• _Exercise prompt_
Look through the data below and work out how many lines contain the string "structure". Give the number alone.

[Dataset rows describing interfaces]
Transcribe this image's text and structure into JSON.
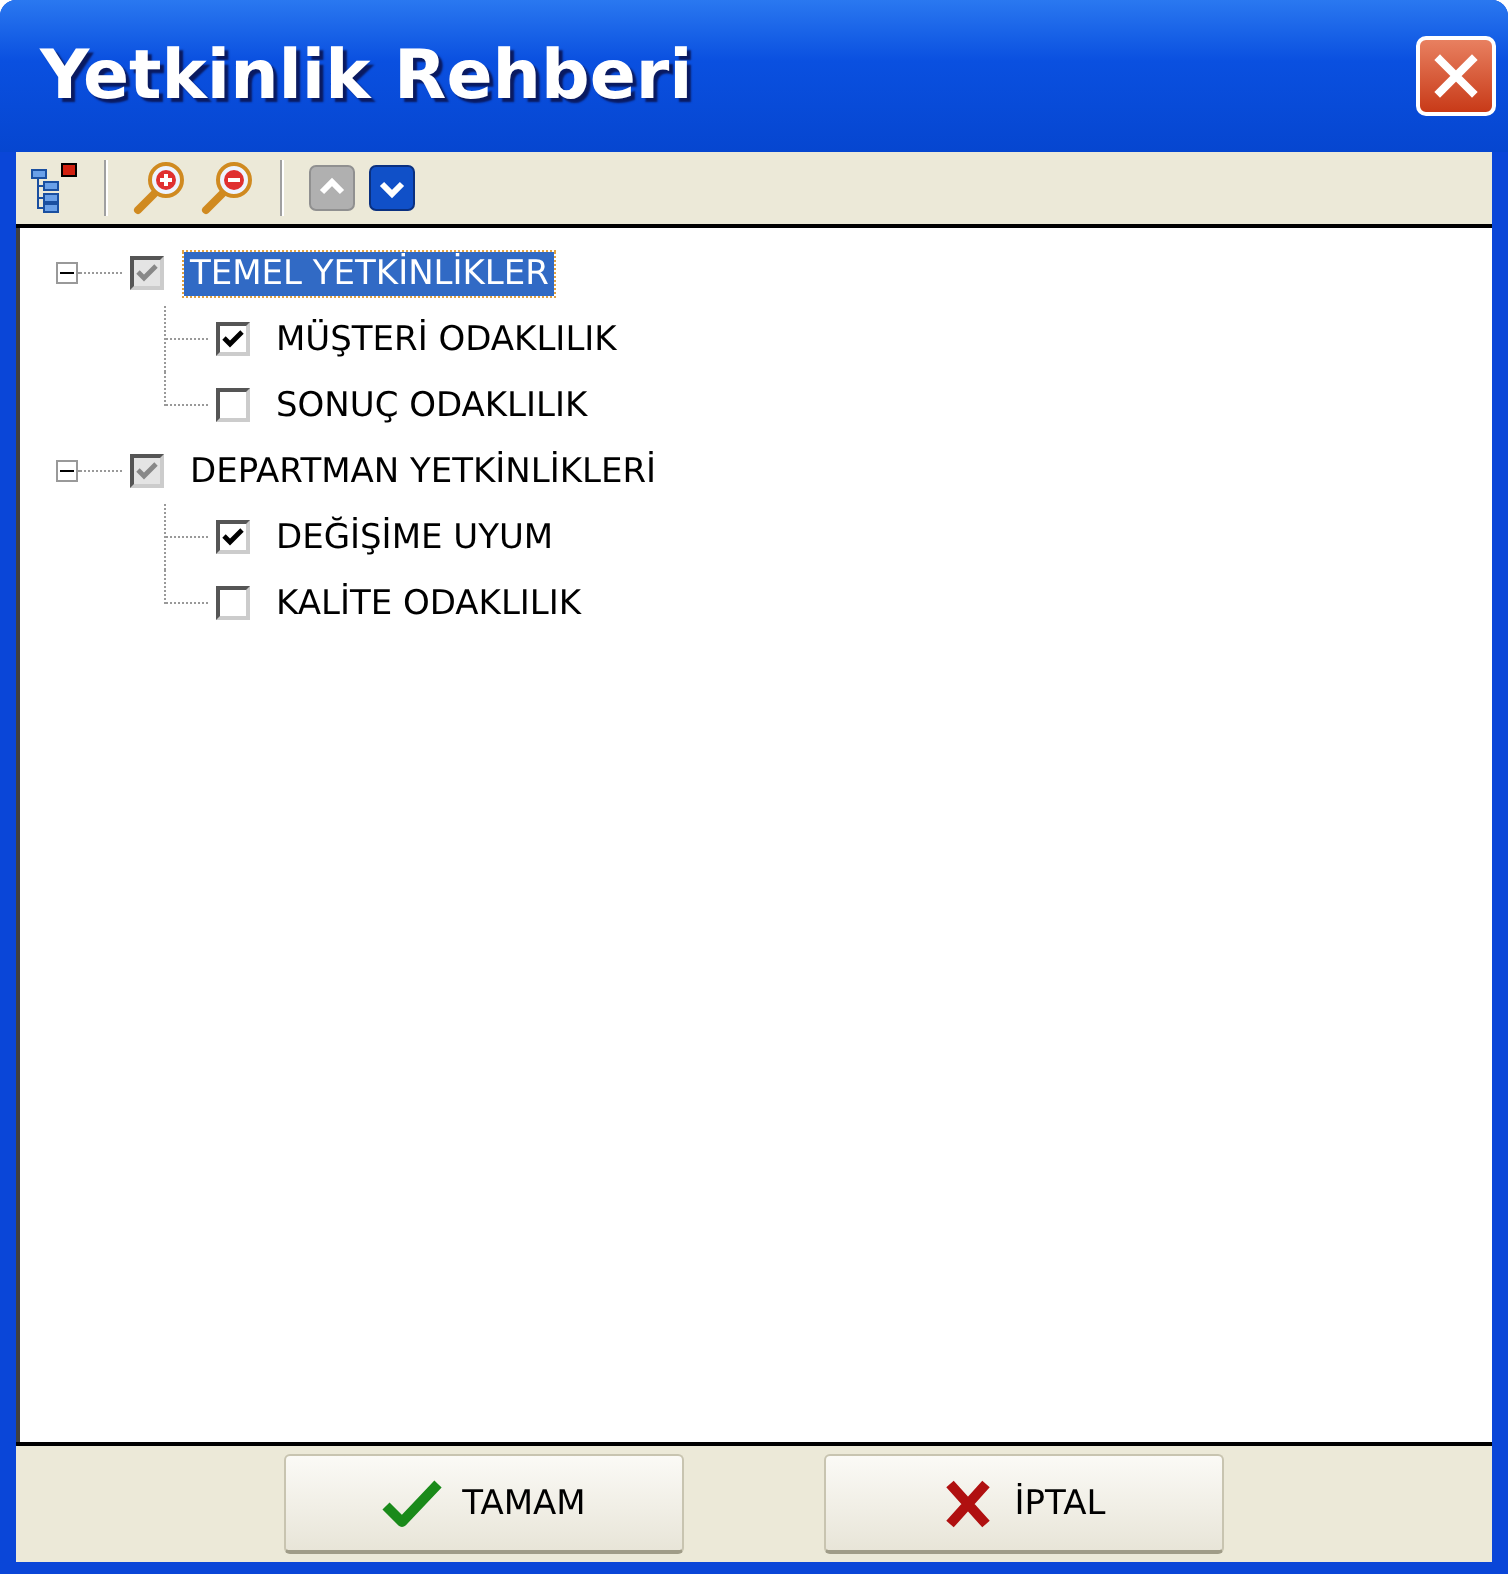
{
  "window": {
    "title": "Yetkinlik Rehberi"
  },
  "toolbar": [
    {
      "kind": "tree"
    },
    {
      "kind": "separator"
    },
    {
      "kind": "zoom-in"
    },
    {
      "kind": "zoom-out"
    },
    {
      "kind": "separator"
    },
    {
      "kind": "up",
      "disabled": true
    },
    {
      "kind": "down",
      "disabled": false
    }
  ],
  "tree": [
    {
      "label": "TEMEL YETKİNLİKLER",
      "expanded": true,
      "checked": true,
      "grayed": true,
      "selected": true,
      "children": [
        {
          "label": "MÜŞTERİ ODAKLILIK",
          "checked": true,
          "selected": false
        },
        {
          "label": "SONUÇ ODAKLILIK",
          "checked": false,
          "selected": false
        }
      ]
    },
    {
      "label": "DEPARTMAN YETKİNLİKLERİ",
      "expanded": true,
      "checked": true,
      "grayed": true,
      "selected": false,
      "children": [
        {
          "label": "DEĞİŞİME UYUM",
          "checked": true,
          "selected": false
        },
        {
          "label": "KALİTE ODAKLILIK",
          "checked": false,
          "selected": false
        }
      ]
    }
  ],
  "buttons": [
    {
      "kind": "ok",
      "label": "TAMAM"
    },
    {
      "kind": "cancel",
      "label": "İPTAL"
    }
  ]
}
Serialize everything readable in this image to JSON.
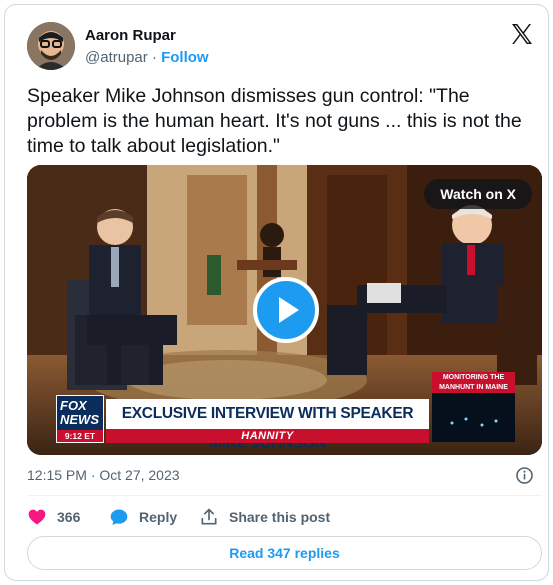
{
  "author": {
    "name": "Aaron Rupar",
    "handle": "@atrupar",
    "separator": "·",
    "follow_label": "Follow"
  },
  "tweet": {
    "text": "Speaker Mike Johnson dismisses gun control: \"The problem is the human heart. It's not guns ... this is not the time to talk about legislation.\"",
    "timestamp": "12:15 PM · Oct 27, 2023"
  },
  "media": {
    "watch_label": "Watch on X",
    "chyron_main": "EXCLUSIVE INTERVIEW WITH SPEAKER MIKE JOHNSON",
    "chyron_sub": "HANNITY",
    "network_line1": "FOX",
    "network_line2": "NEWS",
    "network_time": "9:12 ET",
    "side_box_label": "MONITORING THE MANHUNT IN MAINE"
  },
  "actions": {
    "likes_count": "366",
    "reply_label": "Reply",
    "share_label": "Share this post"
  },
  "read_replies_label": "Read 347 replies",
  "colors": {
    "accent": "#1d9bf0",
    "like": "#f91880",
    "text": "#0f1419",
    "secondary": "#536471"
  },
  "icons": [
    "x-logo-icon",
    "play-icon",
    "info-icon",
    "heart-icon",
    "reply-icon",
    "share-icon"
  ]
}
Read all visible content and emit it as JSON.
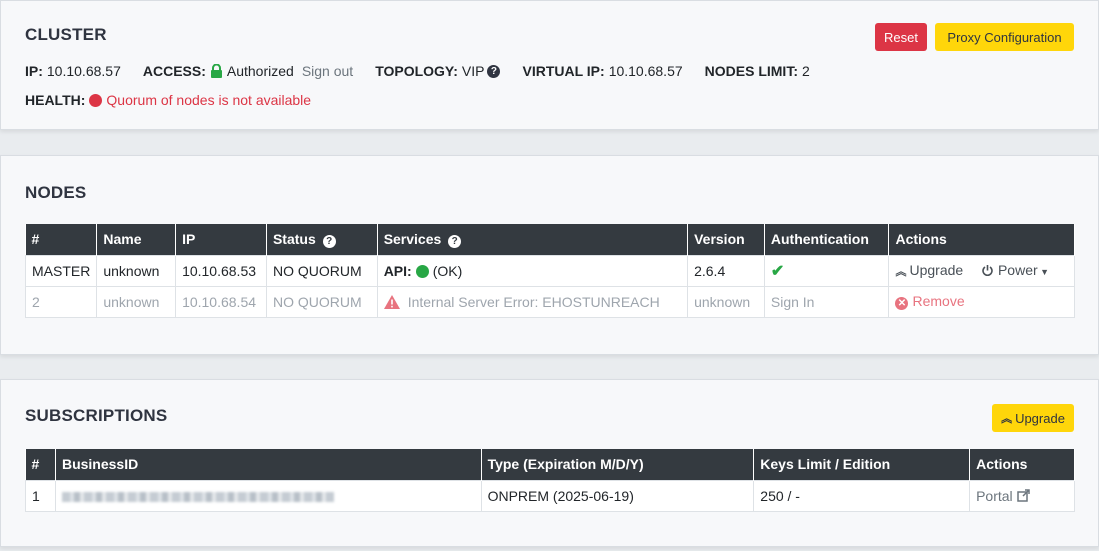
{
  "cluster": {
    "title": "CLUSTER",
    "reset_label": "Reset",
    "proxy_label": "Proxy Configuration",
    "ip_label": "IP:",
    "ip_value": "10.10.68.57",
    "access_label": "ACCESS:",
    "access_value": "Authorized",
    "signout_label": "Sign out",
    "topology_label": "TOPOLOGY:",
    "topology_value": "VIP",
    "vip_label": "VIRTUAL IP:",
    "vip_value": "10.10.68.57",
    "nodes_limit_label": "NODES LIMIT:",
    "nodes_limit_value": "2",
    "health_label": "HEALTH:",
    "health_value": "Quorum of nodes is not available"
  },
  "nodes": {
    "title": "NODES",
    "columns": [
      "#",
      "Name",
      "IP",
      "Status",
      "Services",
      "Version",
      "Authentication",
      "Actions"
    ],
    "rows": [
      {
        "num": "MASTER",
        "name": "unknown",
        "ip": "10.10.68.53",
        "status": "NO QUORUM",
        "service_label": "API:",
        "service_value": "(OK)",
        "version": "2.6.4",
        "upgrade_label": "Upgrade",
        "power_label": "Power"
      },
      {
        "num": "2",
        "name": "unknown",
        "ip": "10.10.68.54",
        "status": "NO QUORUM",
        "service_error": "Internal Server Error: EHOSTUNREACH",
        "version": "unknown",
        "auth": "Sign In",
        "remove_label": "Remove"
      }
    ]
  },
  "subscriptions": {
    "title": "SUBSCRIPTIONS",
    "upgrade_label": "Upgrade",
    "columns": [
      "#",
      "BusinessID",
      "Type (Expiration M/D/Y)",
      "Keys Limit / Edition",
      "Actions"
    ],
    "rows": [
      {
        "num": "1",
        "type": "ONPREM (2025-06-19)",
        "keys": "250 / -",
        "action": "Portal"
      }
    ]
  },
  "colors": {
    "danger": "#dc3545",
    "success": "#28a745",
    "warning": "#ffd60a",
    "header": "#343a40"
  },
  "icons": [
    "lock-icon",
    "question-circle-icon",
    "red-dot-icon",
    "green-dot-icon",
    "check-icon",
    "warning-triangle-icon",
    "angle-double-up-icon",
    "power-icon",
    "caret-down-icon",
    "times-circle-icon",
    "external-link-icon"
  ]
}
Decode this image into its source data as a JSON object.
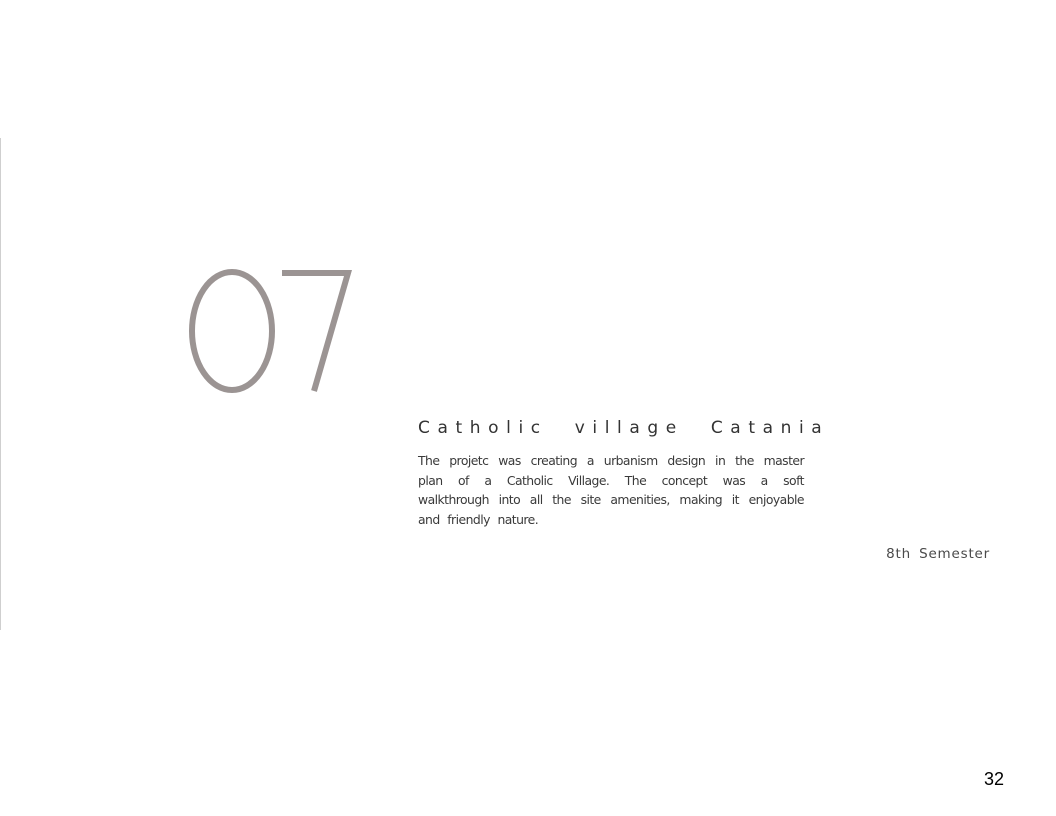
{
  "chapter": {
    "number": "07",
    "number_color": "#9b9493"
  },
  "project": {
    "title": "Catholic village Catania",
    "description": "The projetc was creating a urbanism design in the master plan of a Catholic Village. The concept was a soft walkthrough into all the site amenities, making it enjoyable and friendly nature.",
    "semester": "8th Semester"
  },
  "footer": {
    "page_number": "32"
  }
}
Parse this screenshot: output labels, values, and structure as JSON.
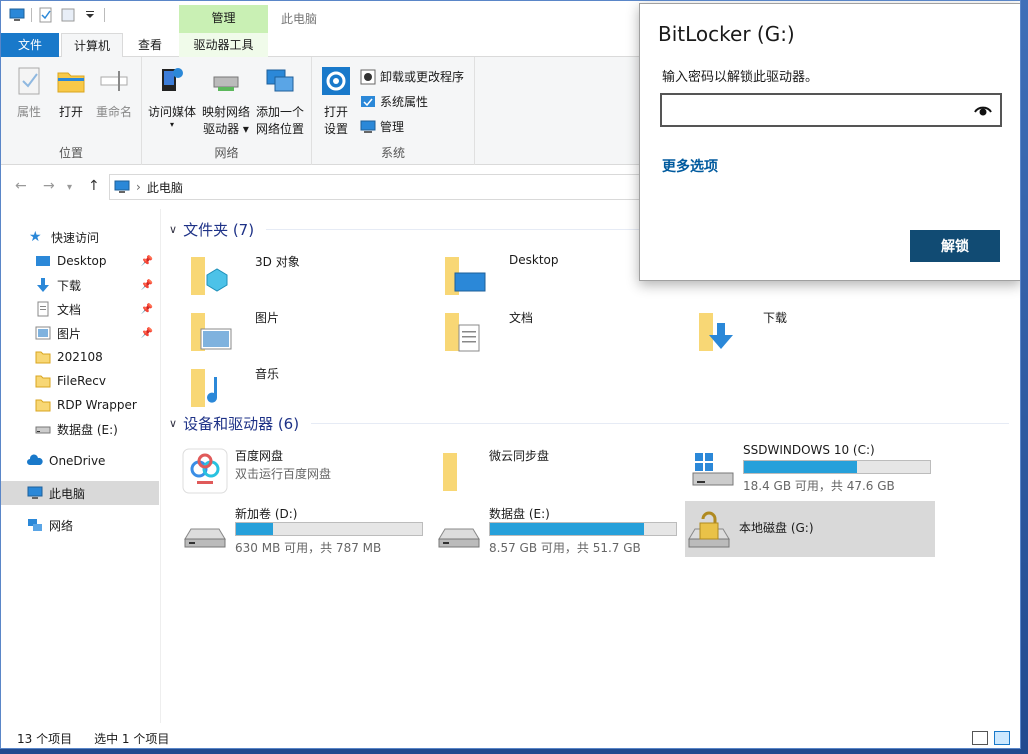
{
  "window": {
    "title": "此电脑",
    "manage_context": "管理"
  },
  "tabs": {
    "file": "文件",
    "computer": "计算机",
    "view": "查看",
    "drive_tools": "驱动器工具"
  },
  "ribbon": {
    "location": {
      "label": "位置",
      "properties": "属性",
      "open": "打开",
      "rename": "重命名"
    },
    "network": {
      "label": "网络",
      "access_media": "访问媒体",
      "map_drive_line1": "映射网络",
      "map_drive_line2": "驱动器",
      "add_location_line1": "添加一个",
      "add_location_line2": "网络位置"
    },
    "system": {
      "label": "系统",
      "open_settings_line1": "打开",
      "open_settings_line2": "设置",
      "uninstall": "卸载或更改程序",
      "system_props": "系统属性",
      "manage": "管理"
    }
  },
  "address": {
    "path": "此电脑"
  },
  "nav": {
    "quick_access": "快速访问",
    "items": [
      {
        "label": "Desktop",
        "pinned": true
      },
      {
        "label": "下载",
        "pinned": true
      },
      {
        "label": "文档",
        "pinned": true
      },
      {
        "label": "图片",
        "pinned": true
      },
      {
        "label": "202108",
        "pinned": false
      },
      {
        "label": "FileRecv",
        "pinned": false
      },
      {
        "label": "RDP Wrapper",
        "pinned": false
      },
      {
        "label": "数据盘 (E:)",
        "pinned": false
      }
    ],
    "onedrive": "OneDrive",
    "this_pc": "此电脑",
    "network": "网络"
  },
  "folders": {
    "header": "文件夹 (7)",
    "items": [
      "3D 对象",
      "Desktop",
      "图片",
      "文档",
      "下载",
      "音乐"
    ]
  },
  "devices": {
    "header": "设备和驱动器 (6)",
    "baidu": {
      "name": "百度网盘",
      "sub": "双击运行百度网盘"
    },
    "weiyun": {
      "name": "微云同步盘"
    },
    "c": {
      "name": "SSDWINDOWS 10 (C:)",
      "free": "18.4 GB 可用，共 47.6 GB",
      "used": 0.61
    },
    "d": {
      "name": "新加卷 (D:)",
      "free": "630 MB 可用，共 787 MB",
      "used": 0.2
    },
    "e": {
      "name": "数据盘 (E:)",
      "free": "8.57 GB 可用，共 51.7 GB",
      "used": 0.83
    },
    "g": {
      "name": "本地磁盘 (G:)"
    }
  },
  "status": {
    "count": "13 个项目",
    "selected": "选中 1 个项目"
  },
  "bitlocker": {
    "title": "BitLocker (G:)",
    "prompt": "输入密码以解锁此驱动器。",
    "password_value": "",
    "more_options": "更多选项",
    "unlock": "解锁"
  },
  "colors": {
    "accent": "#1979ca",
    "drive_bar": "#26a0da",
    "unlock_button": "#114b73",
    "link": "#005a9e"
  }
}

• _Response below_
2